Steven D. Green made the decision to sign up for the US military. He was facing criminal punishment for his latest crimes, but he made the decision. Once in the military, despite his long history of arrests, he didn't see it as a chance to get a fresh start. He saw it as a passport for even more crimes. What he did was disgusting and vile and it is War Crimes and by doing that he disgraced himself and the US military. His refusal to take accountability today just demonstrates the realities all along which was Green did what he wanted and Green has no remorse. He sullied the name of the US military, he sullied the name of the US. As a member of the army, it was his job to follow the rules and the laws and he didn't do so. And, as a result, a retaliation kidnapping of US soldiers took place in the spring of 2006 and those soldiers were strung up and gutted. That should weigh heavily on Steven D. Green but there's no appearence that he's ever thought of anyone but himself.
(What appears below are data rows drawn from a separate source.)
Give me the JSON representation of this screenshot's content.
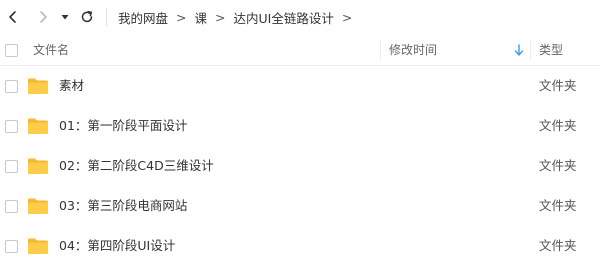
{
  "toolbar": {
    "back_icon": "chevron-left-icon",
    "forward_icon": "chevron-right-icon",
    "dropdown_icon": "caret-down-icon",
    "refresh_icon": "refresh-icon"
  },
  "breadcrumb": {
    "items": [
      "我的网盘",
      "课",
      "达内UI全链路设计"
    ],
    "separator": ">"
  },
  "header": {
    "name_label": "文件名",
    "time_label": "修改时间",
    "type_label": "类型",
    "sort_icon": "sort-arrow-down-icon",
    "sort_color": "#3b9cf5"
  },
  "colors": {
    "folder": "#ffcc47",
    "folder_tab": "#f5b82e"
  },
  "rows": [
    {
      "name": "素材",
      "type": "文件夹",
      "time": ""
    },
    {
      "name": "01：第一阶段平面设计",
      "type": "文件夹",
      "time": ""
    },
    {
      "name": "02：第二阶段C4D三维设计",
      "type": "文件夹",
      "time": ""
    },
    {
      "name": "03：第三阶段电商网站",
      "type": "文件夹",
      "time": ""
    },
    {
      "name": "04：第四阶段UI设计",
      "type": "文件夹",
      "time": ""
    }
  ]
}
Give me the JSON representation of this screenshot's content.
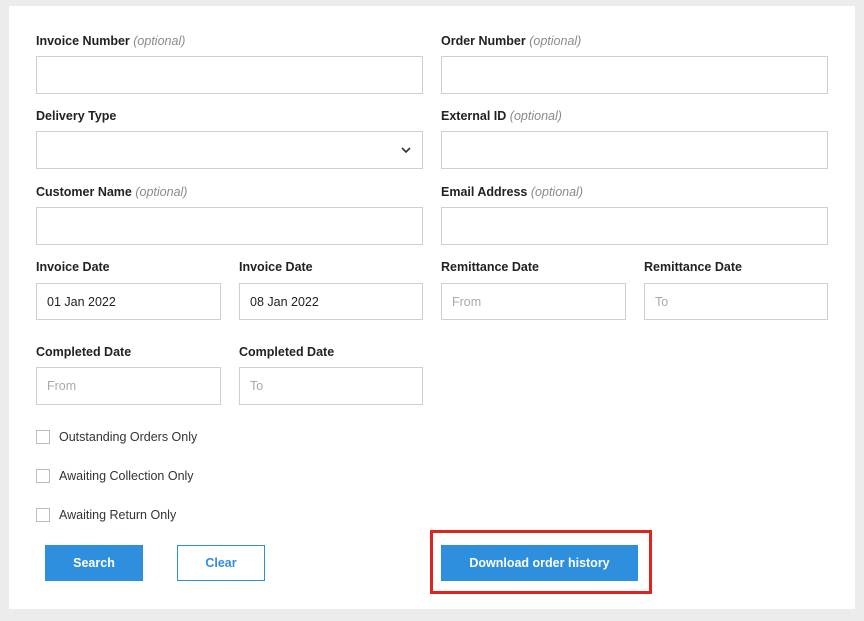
{
  "form": {
    "invoice_number": {
      "label": "Invoice Number",
      "optional": "(optional)",
      "value": ""
    },
    "order_number": {
      "label": "Order Number",
      "optional": "(optional)",
      "value": ""
    },
    "delivery_type": {
      "label": "Delivery Type",
      "value": ""
    },
    "external_id": {
      "label": "External ID",
      "optional": "(optional)",
      "value": ""
    },
    "customer_name": {
      "label": "Customer Name",
      "optional": "(optional)",
      "value": ""
    },
    "email_address": {
      "label": "Email Address",
      "optional": "(optional)",
      "value": ""
    },
    "invoice_date_from": {
      "label": "Invoice Date",
      "value": "01 Jan 2022"
    },
    "invoice_date_to": {
      "label": "Invoice Date",
      "value": "08 Jan 2022"
    },
    "remittance_date_from": {
      "label": "Remittance Date",
      "placeholder": "From"
    },
    "remittance_date_to": {
      "label": "Remittance Date",
      "placeholder": "To"
    },
    "completed_date_from": {
      "label": "Completed Date",
      "placeholder": "From"
    },
    "completed_date_to": {
      "label": "Completed Date",
      "placeholder": "To"
    }
  },
  "checkboxes": [
    {
      "label": "Outstanding Orders Only",
      "checked": false
    },
    {
      "label": "Awaiting Collection Only",
      "checked": false
    },
    {
      "label": "Awaiting Return Only",
      "checked": false
    }
  ],
  "buttons": {
    "search": "Search",
    "clear": "Clear",
    "download": "Download order history"
  },
  "colors": {
    "primary": "#2f8fdf",
    "highlight": "#e0231b",
    "border": "#cfcfcf",
    "background": "#ececec"
  }
}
He wants to act as if the problem was the US military which requires that you then argue that anyone serving in Iraq could have and would have done what he did. That is not reality. He does not represent the average soldier and he needs to step down from the cross already.
RECOMMENDED: "Iraq snapshot"